Q: My daughter is six months old and I’ve been agonizing over the first update to her birth mother. I’m essentially writing to a stranger — we never met her and know very little about her — yet that stranger gave me the gift of this amazing child.
A: Members of adoptivefamiliescircle.com respond:
“I always find it hard to start the letter, but once I get started, it is so easy to gush about my kids to someone who truly wants to hear all about them.”
“We were told to highlight all milestones, so I always give the most recent update from the pediatrician, as well as his current feeding and napping schedule.”
“I would imagine she wants to know the child is happy, healthy, and loved. I always try to include a cute or funny story, as well as share anything fun she recently did, like go to the beach or join Daisy Scouts.”
“You might describe a special gift she’s been given — a blanket from Grandma — or something to show that the whole family dotes on her. Also, include tons of pictures!”
“I’m a first mother, and I wanted to mention that I resent the ‘thank you for the gift’ comments. We don’t give people our children as a present, and that sentiment can really rankle.”
“You make a good point. My son’s birth mother used to say ‘thank you for loving him’ and I would think ‘how could I not?!’ ‘Thank you’ can feel awkward, and even insulting, to either side. Obviously, we adoptive parents are grateful to have been chosen to raise our children, but maybe just keep the focus on the baby.”
“Our child’s birth mom stopped picking up our letters for a couple of years, but then contacted our attorney again and wanted them. So, keep in mind that, even if she doesn’t read the updates now, she may want them in the future.”
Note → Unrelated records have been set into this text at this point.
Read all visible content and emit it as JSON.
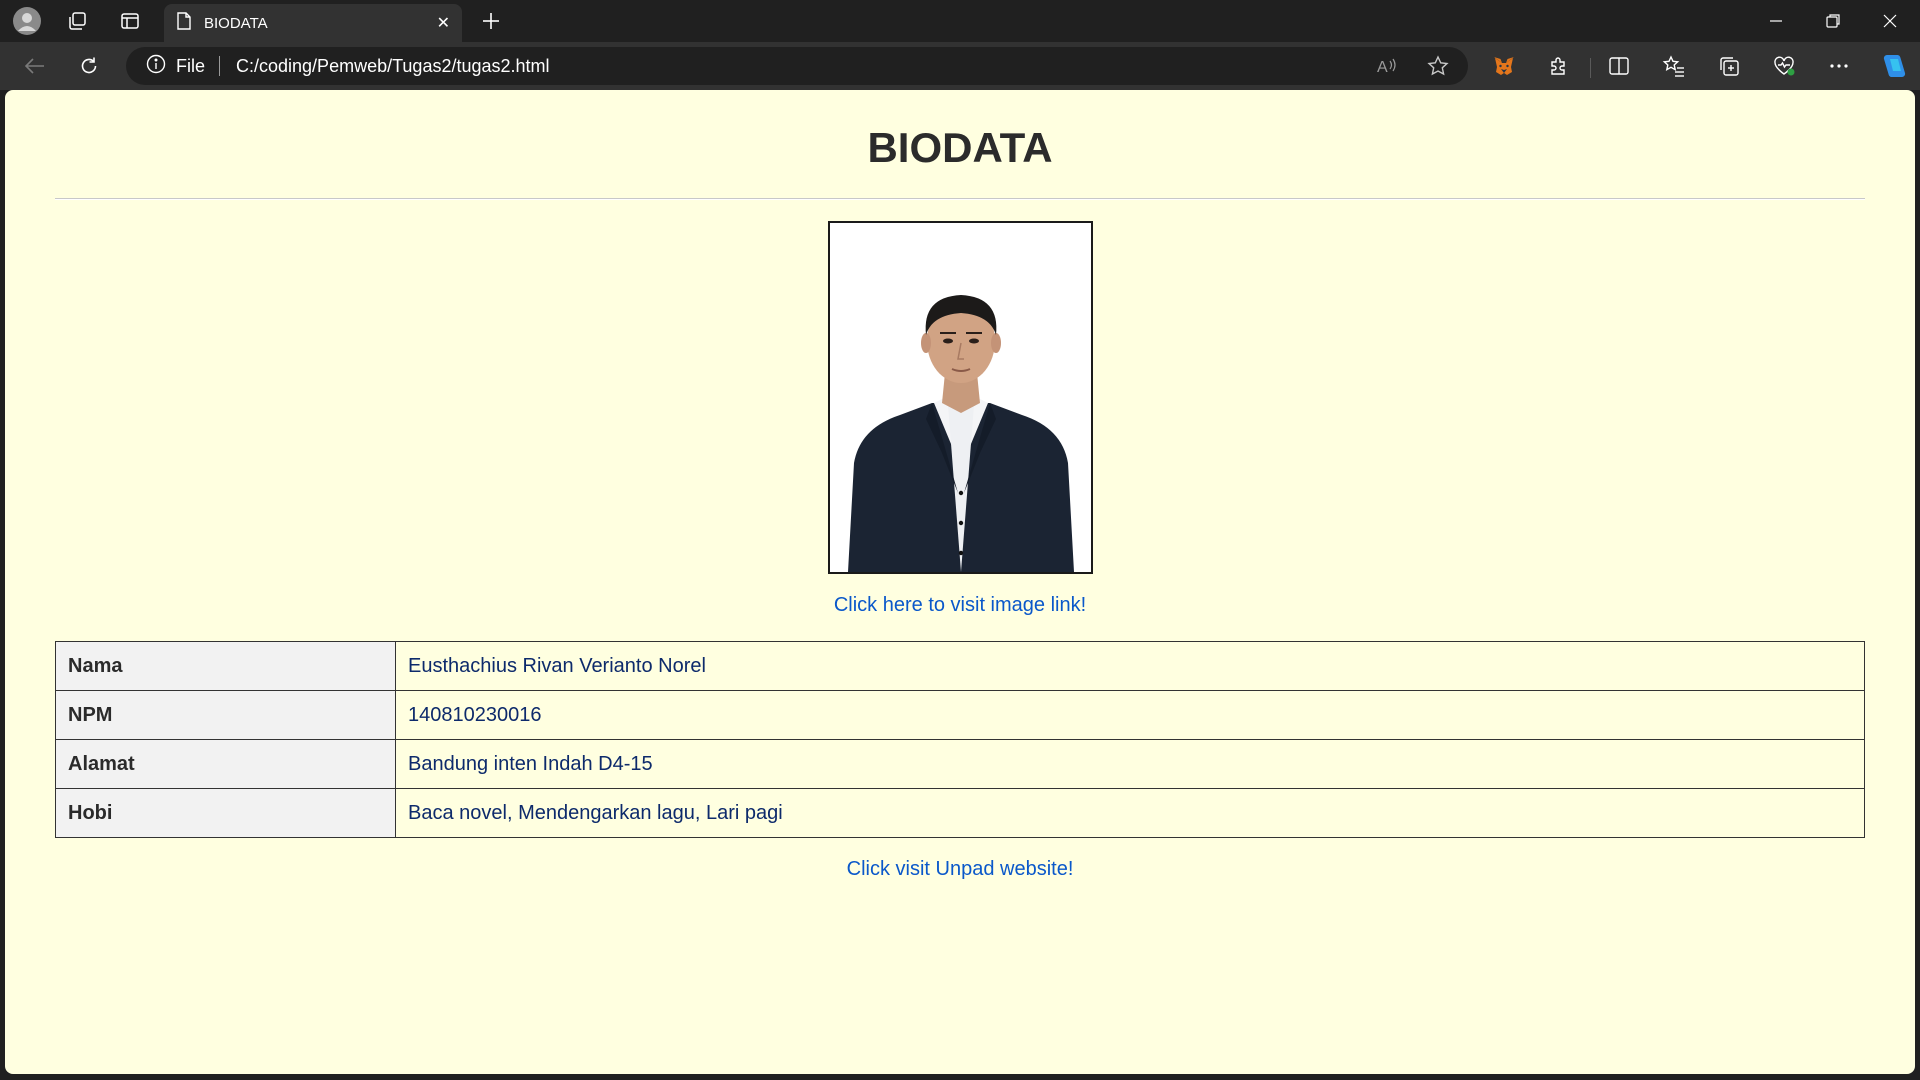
{
  "browser": {
    "tab_title": "BIODATA",
    "address_scheme": "File",
    "address_url": "C:/coding/Pemweb/Tugas2/tugas2.html"
  },
  "page": {
    "title": "BIODATA",
    "image_link_text": "Click here to visit image link!",
    "unpad_link_text": "Click visit Unpad website!"
  },
  "biodata": {
    "rows": [
      {
        "label": "Nama",
        "value": "Eusthachius Rivan Verianto Norel"
      },
      {
        "label": "NPM",
        "value": "140810230016"
      },
      {
        "label": "Alamat",
        "value": "Bandung inten Indah D4-15"
      },
      {
        "label": "Hobi",
        "value": "Baca novel, Mendengarkan lagu, Lari pagi"
      }
    ]
  },
  "colors": {
    "page_background": "#ffffe0",
    "link": "#0a58ca",
    "table_value_text": "#0d2a6b",
    "browser_chrome": "#202020"
  }
}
You are viewing this exclusive AF content as a guest. To access our full Adoption Parenting Library — plus digital issues, eBooks, expert audio and more — join Adoptive Families today.